Being Australian

THE SOURCE: "John Howard’s Australia" by Rupert Darwall, in Policy Review, Aug.–Sept. 2005.

australian prime minister

John Howard’s decision to have his country’s troops join in the U.S.-led invasion of Iraq in 2003 brought him nothing like the amount of political trouble his British counterpart, Tony Blair, has had to endure. One reason Howard escaped a lot of criticism is that he made Australia’s national interest in being allied with America the centerpiece of his public rationale for the decision. That’s something he wouldn’t have been able to do, argues Rupert Darwall, a consultant director of the London-based think tank Reform, if he hadn’t won a political debate in the 1990s about Australia’s national identity and place in the world.

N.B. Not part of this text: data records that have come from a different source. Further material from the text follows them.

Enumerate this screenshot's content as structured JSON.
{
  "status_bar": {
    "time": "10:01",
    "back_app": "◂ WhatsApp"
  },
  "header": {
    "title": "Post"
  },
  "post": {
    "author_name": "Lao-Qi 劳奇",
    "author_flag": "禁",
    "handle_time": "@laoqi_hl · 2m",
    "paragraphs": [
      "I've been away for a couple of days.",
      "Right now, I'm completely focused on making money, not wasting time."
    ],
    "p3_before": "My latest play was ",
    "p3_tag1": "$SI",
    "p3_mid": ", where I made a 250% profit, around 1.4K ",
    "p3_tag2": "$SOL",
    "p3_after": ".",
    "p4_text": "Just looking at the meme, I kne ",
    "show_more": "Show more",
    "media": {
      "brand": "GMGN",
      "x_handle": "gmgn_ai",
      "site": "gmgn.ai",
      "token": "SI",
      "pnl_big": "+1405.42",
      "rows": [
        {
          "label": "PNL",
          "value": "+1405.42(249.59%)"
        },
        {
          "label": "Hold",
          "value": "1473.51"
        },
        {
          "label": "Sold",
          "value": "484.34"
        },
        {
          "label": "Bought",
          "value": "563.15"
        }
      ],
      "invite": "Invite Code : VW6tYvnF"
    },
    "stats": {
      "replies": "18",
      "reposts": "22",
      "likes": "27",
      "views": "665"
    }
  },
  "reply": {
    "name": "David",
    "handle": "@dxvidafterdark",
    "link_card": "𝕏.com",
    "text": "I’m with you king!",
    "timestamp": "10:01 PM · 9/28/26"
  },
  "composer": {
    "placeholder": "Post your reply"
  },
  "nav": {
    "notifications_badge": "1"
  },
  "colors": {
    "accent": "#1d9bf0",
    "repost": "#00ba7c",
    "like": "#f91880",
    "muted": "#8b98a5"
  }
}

The Labor Party’s Paul Keating began the debate soon after he became prime minister in 1991. He attacked the Australian attitude that "still cannot separate our interests, our history, or our future from the interests of Britain," and he urged his compatriots to embrace Australia’s "destiny as a nation in Asia and the Pacific."

Well before the 1990s, notes Darwall, Australians had begun to update their sense of who they were. "The collapse of British power in the Pacific following the surrender of Singapore to Japan during the Second World War meant that from then on, American power was to be the cornerstone of Australia’s defense." Although Robert Menzies, the country’s longestserving prime minister (1939-41, 1949-66), described himself as "British to his bootstraps," Australians began in the 1960s to edge away from

The idea that Australia is an Asian country was a hard sell to most Australians. Even prominent Asians see the country as in but not of Asia.

their country’s British roots—without rejecting them. But Keating went much further, ridiculing Menzies’s premiership for having "sunk a generation of Australians in Anglophilia and torpor."

Howard, a member of the conservative Liberal Party, argued that Australia should build upon its political and cultural inheritance from Britain, not try to exorcise it. He "appropriated for the Liberal Party the working man’s sense of nationalism, which previously had been the preserve of Labor," writes Darwall. "It is tied to Australia’s war experiences and values such as mateship, . . . a concept based on trust and selflessness and absolute interdependence."

Keating’s pitch that Australia is an Asian country was a hard sell to most Australians. Even prominent Asians see the country as in but not of Asia. Nonetheless, many of Australia’s cultural and intellectual leaders applauded Keating. "For them, Canberra’s most important bilateral relationship should be with Jakarta or Beijing rather than Washington," Darwall says. China’s economic power is growing, after all, while America’s, in Keating’s view, is likely to become less important.

In response, Howard argued that

86 Wilson Quarterly ¦ Winter 2006

More From This Issue